History and architecture
The oldest part of the church dates from the second half of the 14th century, and the construction of the relatively large church must be seen in connection with the economically very important medieval herring-trade and the Scania Market, in which Falsterbo played a central role. The earliest church was a simple, undecorated brick building. The nave is the oldest part of the church. The present choir was added during the 15th century and at about the same time the presently visible vaulting was constructed. The tower, with its crow-stepped gables typical for medieval Danish churches (Scania only became Swedish in 1658), is probably also from the 1400s. A number of frescos which have been uncovered from 1953 onwards were probably also painted over during the reconstruction of the church during this time.

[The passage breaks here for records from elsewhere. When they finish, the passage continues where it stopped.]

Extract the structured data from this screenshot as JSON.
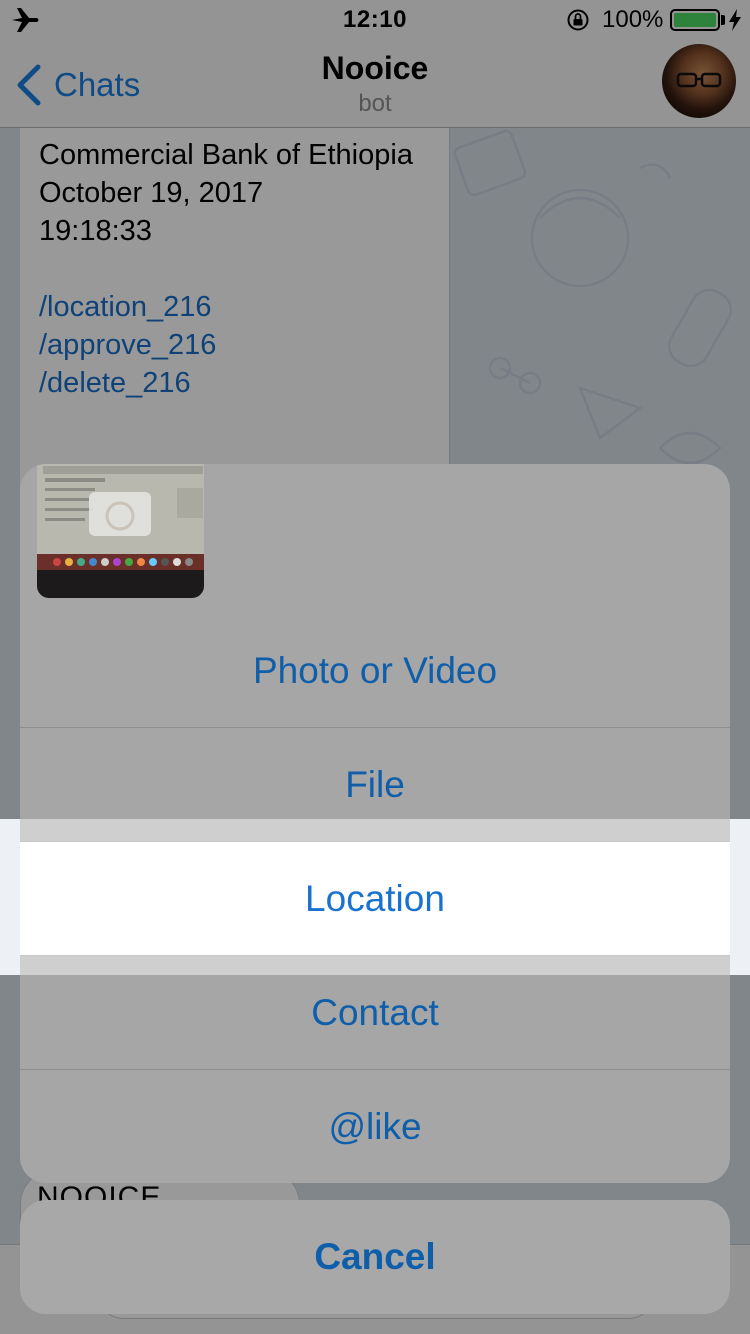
{
  "status_bar": {
    "time": "12:10",
    "battery_percent": "100%",
    "battery_level": 1.0,
    "battery_color": "#4cd964",
    "icons": [
      "airplane-icon",
      "rotation-lock-icon",
      "battery-icon",
      "charging-bolt-icon"
    ]
  },
  "nav": {
    "back_label": "Chats",
    "title": "Nooice",
    "subtitle": "bot",
    "back_icon": "chevron-left-icon"
  },
  "message": {
    "lines": [
      "Commercial Bank of Ethiopia",
      "October 19, 2017",
      "19:18:33"
    ],
    "commands": [
      "/location_216",
      "/approve_216",
      "/delete_216"
    ]
  },
  "peek_message": {
    "text": "NOOICE"
  },
  "action_sheet": {
    "items": [
      {
        "label": "Photo or Video"
      },
      {
        "label": "File"
      },
      {
        "label": "Location"
      },
      {
        "label": "Contact"
      },
      {
        "label": "@like"
      }
    ],
    "highlighted": "Location",
    "cancel_label": "Cancel"
  },
  "colors": {
    "accent": "#1a7fe0",
    "link": "#1a6fc8",
    "sheet_text": "#0f5eaa"
  }
}
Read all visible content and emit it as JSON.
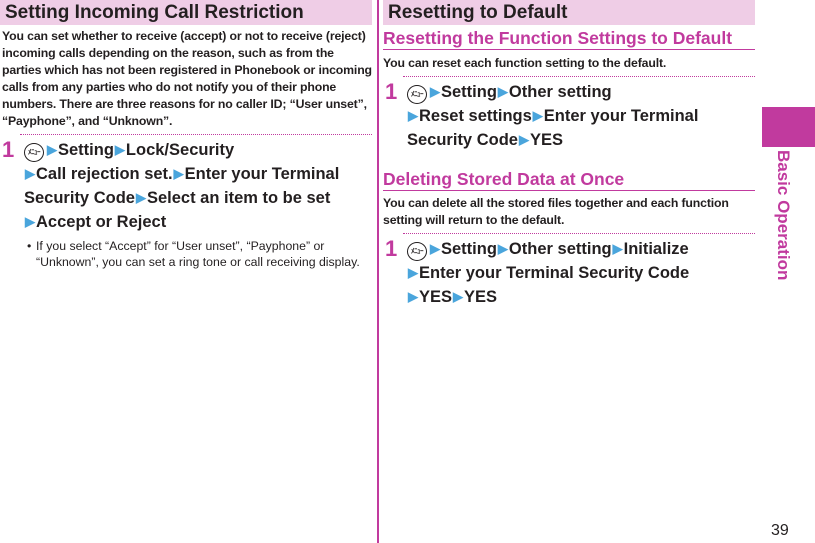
{
  "left": {
    "section_title": "Setting Incoming Call Restriction",
    "description": "You can set whether to receive (accept) or not to receive (reject) incoming calls depending on the reason, such as from the parties which has not been registered in Phonebook or incoming calls from any parties who do not notify you of their phone numbers. There are three reasons for no caller ID; “User unset”, “Payphone”, and “Unknown”.",
    "step": {
      "number": "1",
      "menu_key": "ﾒﾆｭｰ",
      "items": [
        "Setting",
        "Lock/Security",
        "Call rejection set.",
        "Enter your Terminal Security Code",
        "Select an item to be set",
        "Accept or Reject"
      ]
    },
    "note": "If you select “Accept” for “User unset”, “Payphone” or “Unknown”, you can set a ring tone or call receiving display."
  },
  "right": {
    "section_title": "Resetting to Default",
    "sub1": {
      "title": "Resetting the Function Settings to Default",
      "description": "You can reset each function setting to the default.",
      "step": {
        "number": "1",
        "menu_key": "ﾒﾆｭｰ",
        "items": [
          "Setting",
          "Other setting",
          "Reset settings",
          "Enter your Terminal Security Code",
          "YES"
        ]
      }
    },
    "sub2": {
      "title": "Deleting Stored Data at Once",
      "description": "You can delete all the stored files together and each function setting will return to the default.",
      "step": {
        "number": "1",
        "menu_key": "ﾒﾆｭｰ",
        "items": [
          "Setting",
          "Other setting",
          "Initialize",
          "Enter your Terminal Security Code",
          "YES",
          "YES"
        ]
      }
    }
  },
  "side_tab": {
    "label": "Basic Operation"
  },
  "page_number": "39",
  "colors": {
    "accent": "#c13a9e",
    "header_bg": "#efcde6",
    "arrow": "#4aa5dc"
  },
  "icons": {
    "arrow": "▶"
  }
}
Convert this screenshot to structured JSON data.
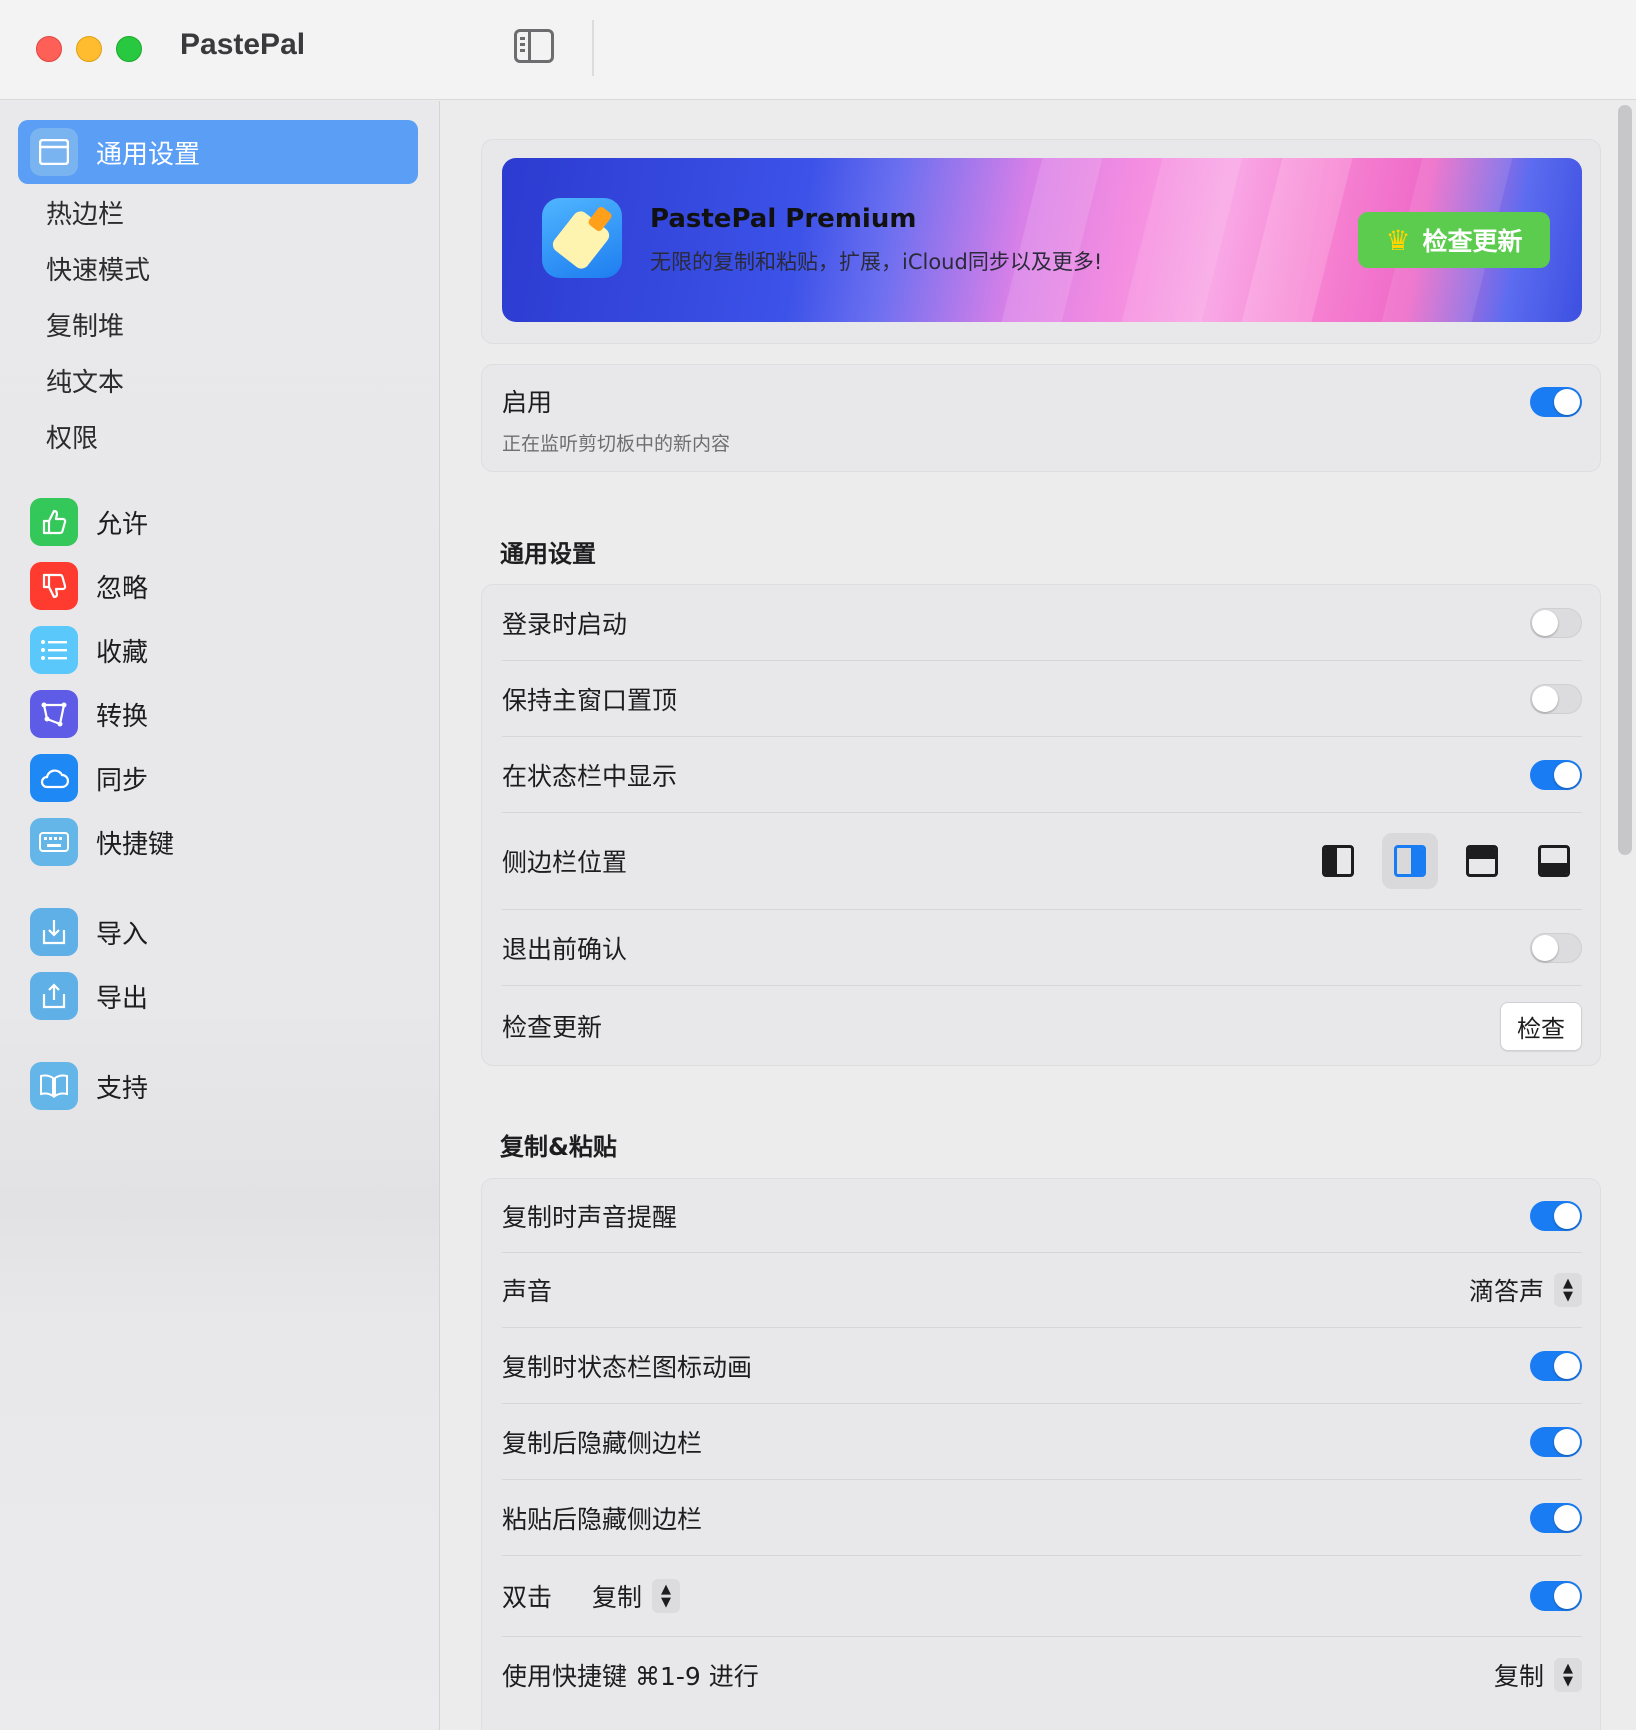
{
  "window": {
    "title": "PastePal"
  },
  "sidebar": {
    "top_items": [
      {
        "label": "通用设置",
        "active": true
      },
      {
        "label": "热边栏"
      },
      {
        "label": "快速模式"
      },
      {
        "label": "复制堆"
      },
      {
        "label": "纯文本"
      },
      {
        "label": "权限"
      }
    ],
    "rule_items": [
      {
        "label": "允许",
        "icon": "thumbs-up-icon",
        "color": "#34c759"
      },
      {
        "label": "忽略",
        "icon": "thumbs-down-icon",
        "color": "#ff3b30"
      },
      {
        "label": "收藏",
        "icon": "list-icon",
        "color": "#5ac8fa"
      },
      {
        "label": "转换",
        "icon": "transform-icon",
        "color": "#5e5ce6"
      },
      {
        "label": "同步",
        "icon": "cloud-icon",
        "color": "#1e88f5"
      },
      {
        "label": "快捷键",
        "icon": "keyboard-icon",
        "color": "#64b5e8"
      }
    ],
    "io_items": [
      {
        "label": "导入",
        "icon": "import-icon",
        "color": "#5fb0e6"
      },
      {
        "label": "导出",
        "icon": "export-icon",
        "color": "#5fb0e6"
      }
    ],
    "support_item": {
      "label": "支持",
      "icon": "book-icon",
      "color": "#64b5e8"
    }
  },
  "banner": {
    "title": "PastePal Premium",
    "subtitle": "无限的复制和粘贴，扩展，iCloud同步以及更多!",
    "button_label": "检查更新"
  },
  "enable": {
    "label": "启用",
    "sublabel": "正在监听剪切板中的新内容",
    "on": true
  },
  "general": {
    "title": "通用设置",
    "launch_at_login": {
      "label": "登录时启动",
      "on": false
    },
    "keep_on_top": {
      "label": "保持主窗口置顶",
      "on": false
    },
    "show_in_status_bar": {
      "label": "在状态栏中显示",
      "on": true
    },
    "sidebar_position": {
      "label": "侧边栏位置",
      "selected": "right"
    },
    "confirm_quit": {
      "label": "退出前确认",
      "on": false
    },
    "check_updates": {
      "label": "检查更新",
      "button": "检查"
    }
  },
  "copy_paste": {
    "title": "复制&粘贴",
    "sound_on_copy": {
      "label": "复制时声音提醒",
      "on": true
    },
    "sound": {
      "label": "声音",
      "value": "滴答声"
    },
    "animate_status_icon": {
      "label": "复制时状态栏图标动画",
      "on": true
    },
    "hide_after_copy": {
      "label": "复制后隐藏侧边栏",
      "on": true
    },
    "hide_after_paste": {
      "label": "粘贴后隐藏侧边栏",
      "on": true
    },
    "double_click": {
      "label": "双击",
      "value": "复制",
      "on": true
    },
    "shortcut_action": {
      "label": "使用快捷键 ⌘1-9 进行",
      "value": "复制"
    }
  },
  "colors": {
    "accent": "#1a7cf2",
    "sidebar_active": "#5b9ef5",
    "premium_button": "#5bcc4e"
  }
}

The church contains some noteworthy interior details. The main altar is from the second half of the 15th century and probably made by Hermen Rode or in his atelier. A smaller side-altar is from the same time period and likewise from northern Germany. There is also a sculpture depicting Saint Christopher made circa 1390, and attributed to Master Bertram. Two free-standing medieval Madonnas, one reputedly of French origin, can also be mentioned, as can a sculpture depicting a kneeling princess - the only remnant of a Saint George and the Dragon group, supposedly by master carver Henning Roleve, another northern German late Gothic sculptor. The sculpted baptismal font is the earliest piece in the church, dating from the 14th century.